A case of acute and spasmodic spontaniety, the listener is thrown into a tumble-dryer of juxtaposed sound/music sources. 50 shades of electronica tying up and flogging torrents of swirling and complex black metal whilst receiving oral pleasure from a high brow music conservatory student. I still haven’t understood how the actual songs connect as distinct separate units; that seems to be the wrong approach. Stagnant Waters would benefit more to be approached as a series of experimental expressionist thoughts, creative explosions that emanate from a collision of hyperactive minds. What does it mean? Where is it going? What does it want? Somehow, such profound questions are effectively rendered meaningless when indulging in this album. It’s a flow or a state of mind, rather than a narrative of carefully divided chapters and segments.
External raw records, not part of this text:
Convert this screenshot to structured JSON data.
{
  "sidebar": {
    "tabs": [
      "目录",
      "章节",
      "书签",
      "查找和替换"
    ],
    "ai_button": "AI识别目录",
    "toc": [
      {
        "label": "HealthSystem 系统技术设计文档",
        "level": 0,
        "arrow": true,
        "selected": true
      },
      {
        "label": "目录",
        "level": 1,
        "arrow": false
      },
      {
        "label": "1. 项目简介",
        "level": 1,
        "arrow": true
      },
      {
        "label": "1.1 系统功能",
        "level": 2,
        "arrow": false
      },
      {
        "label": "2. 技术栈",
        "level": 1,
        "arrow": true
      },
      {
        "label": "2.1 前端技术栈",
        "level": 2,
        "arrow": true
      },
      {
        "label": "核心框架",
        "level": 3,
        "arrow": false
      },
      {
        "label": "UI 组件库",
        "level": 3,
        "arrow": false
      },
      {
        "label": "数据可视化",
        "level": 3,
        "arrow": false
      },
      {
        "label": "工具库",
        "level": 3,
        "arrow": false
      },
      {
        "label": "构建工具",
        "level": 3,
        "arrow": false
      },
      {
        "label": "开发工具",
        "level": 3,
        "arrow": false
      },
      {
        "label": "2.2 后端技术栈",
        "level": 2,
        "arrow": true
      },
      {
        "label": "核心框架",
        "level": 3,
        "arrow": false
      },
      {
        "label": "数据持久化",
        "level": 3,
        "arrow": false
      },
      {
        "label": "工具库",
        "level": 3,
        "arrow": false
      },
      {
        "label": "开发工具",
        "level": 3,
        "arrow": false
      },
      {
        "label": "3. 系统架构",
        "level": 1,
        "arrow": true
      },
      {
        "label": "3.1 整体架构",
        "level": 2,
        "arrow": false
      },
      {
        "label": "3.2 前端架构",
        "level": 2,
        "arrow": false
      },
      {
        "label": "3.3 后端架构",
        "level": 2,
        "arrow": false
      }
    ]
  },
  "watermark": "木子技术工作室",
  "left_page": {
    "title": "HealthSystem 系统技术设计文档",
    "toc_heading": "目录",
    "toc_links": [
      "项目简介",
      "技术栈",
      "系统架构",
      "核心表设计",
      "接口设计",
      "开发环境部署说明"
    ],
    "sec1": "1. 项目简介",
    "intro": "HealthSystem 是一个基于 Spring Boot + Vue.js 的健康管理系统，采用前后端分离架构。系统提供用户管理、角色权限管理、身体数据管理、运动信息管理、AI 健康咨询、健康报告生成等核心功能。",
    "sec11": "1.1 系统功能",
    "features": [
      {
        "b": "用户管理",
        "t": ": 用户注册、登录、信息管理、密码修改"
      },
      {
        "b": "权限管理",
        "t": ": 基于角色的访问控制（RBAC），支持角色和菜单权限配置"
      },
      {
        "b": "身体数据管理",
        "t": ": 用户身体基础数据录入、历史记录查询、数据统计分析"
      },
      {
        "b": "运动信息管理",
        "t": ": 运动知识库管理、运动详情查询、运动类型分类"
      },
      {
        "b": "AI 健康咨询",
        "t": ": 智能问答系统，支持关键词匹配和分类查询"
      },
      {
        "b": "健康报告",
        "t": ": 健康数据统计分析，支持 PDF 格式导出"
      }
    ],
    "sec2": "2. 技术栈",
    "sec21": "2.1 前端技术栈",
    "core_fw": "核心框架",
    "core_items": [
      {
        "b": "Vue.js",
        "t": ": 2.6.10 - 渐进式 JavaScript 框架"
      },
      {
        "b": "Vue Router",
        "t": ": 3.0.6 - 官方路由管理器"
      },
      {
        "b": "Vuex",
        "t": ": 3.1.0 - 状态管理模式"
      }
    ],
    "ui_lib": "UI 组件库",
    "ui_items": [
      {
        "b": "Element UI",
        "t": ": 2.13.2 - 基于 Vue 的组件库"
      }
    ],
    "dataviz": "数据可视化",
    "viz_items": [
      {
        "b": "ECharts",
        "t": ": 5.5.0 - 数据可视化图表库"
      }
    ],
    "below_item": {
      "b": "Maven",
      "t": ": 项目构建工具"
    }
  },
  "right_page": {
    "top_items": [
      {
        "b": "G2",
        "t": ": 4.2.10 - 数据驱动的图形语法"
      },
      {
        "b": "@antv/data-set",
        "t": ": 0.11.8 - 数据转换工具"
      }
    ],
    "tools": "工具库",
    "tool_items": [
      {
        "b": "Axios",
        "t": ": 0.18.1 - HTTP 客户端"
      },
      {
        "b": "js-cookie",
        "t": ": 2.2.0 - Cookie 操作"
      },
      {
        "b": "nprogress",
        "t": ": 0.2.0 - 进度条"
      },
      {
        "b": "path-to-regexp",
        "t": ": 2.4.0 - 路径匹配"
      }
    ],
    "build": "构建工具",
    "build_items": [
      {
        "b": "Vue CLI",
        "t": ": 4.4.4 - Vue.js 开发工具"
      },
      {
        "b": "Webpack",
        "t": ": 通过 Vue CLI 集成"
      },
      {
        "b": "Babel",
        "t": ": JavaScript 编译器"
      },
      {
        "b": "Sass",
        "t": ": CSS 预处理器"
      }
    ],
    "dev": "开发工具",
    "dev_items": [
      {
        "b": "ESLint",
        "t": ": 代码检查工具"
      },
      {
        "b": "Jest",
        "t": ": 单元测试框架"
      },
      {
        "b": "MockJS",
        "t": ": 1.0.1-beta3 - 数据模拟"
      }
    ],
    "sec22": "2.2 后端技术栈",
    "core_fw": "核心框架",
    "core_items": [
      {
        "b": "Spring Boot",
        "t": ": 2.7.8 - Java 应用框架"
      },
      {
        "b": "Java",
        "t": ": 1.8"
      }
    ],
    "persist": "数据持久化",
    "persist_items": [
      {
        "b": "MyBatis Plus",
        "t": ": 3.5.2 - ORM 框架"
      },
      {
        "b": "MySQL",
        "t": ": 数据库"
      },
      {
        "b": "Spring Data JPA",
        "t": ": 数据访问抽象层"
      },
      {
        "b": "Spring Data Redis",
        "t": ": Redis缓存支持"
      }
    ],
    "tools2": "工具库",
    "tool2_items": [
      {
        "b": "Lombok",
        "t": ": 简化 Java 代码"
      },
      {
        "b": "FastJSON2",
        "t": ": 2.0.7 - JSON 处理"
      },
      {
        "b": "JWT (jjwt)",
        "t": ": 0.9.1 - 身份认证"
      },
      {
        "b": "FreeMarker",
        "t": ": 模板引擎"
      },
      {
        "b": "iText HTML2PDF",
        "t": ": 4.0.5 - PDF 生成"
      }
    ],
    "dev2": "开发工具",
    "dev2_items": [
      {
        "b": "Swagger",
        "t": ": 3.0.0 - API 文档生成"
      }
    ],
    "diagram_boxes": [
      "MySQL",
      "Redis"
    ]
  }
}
Think Aphex Twin remixing late Emperor with Erik Satie standing by. Or, the answer to what would happen if Yusuf Parvez, John Zorn and Scott Hull where thrown into a room with a random London drum&beat producer. You have free jazz. You have glitch. You have dubstep. You have chiptunes. You have symphonic art music. You have dissonant, deviant post-black metal. You have hardcore. You have everything. Black metal dadaism. That said, it is at times – at wrong moods, perhaps – pretty goddamn annoying; it’s a demanding work of art that forces you to listen and react. There are spaces for breathing, it’s not all chaos. Solitary pianos and strings. Echoes. Despite the “crazy” and irreverent sense of humour that instills the album, there is little joking around here. Beneath all the turmoil, the core of the album is brooding and dark. It’s nocturnal, desperate, frantic. It’s downright sad, even. And it’s one of a kind. Many try to be weird, eclectic, whatever, most fail, burying themselves under heaps of moronic meaninglessnesses. But STAGNANT WATERS, they have it.
This album is quite beyond.
Avantgenre: Multi-coloured Intensity
Duration: 37 Minutes
Origin: France / Norway
Official site: None
Review online since: 30.10.2012 / 09:31:39
3. Of Salt And Water
6. Bandaged In Suicide Notes
8. From The Breaking Neck To Infinity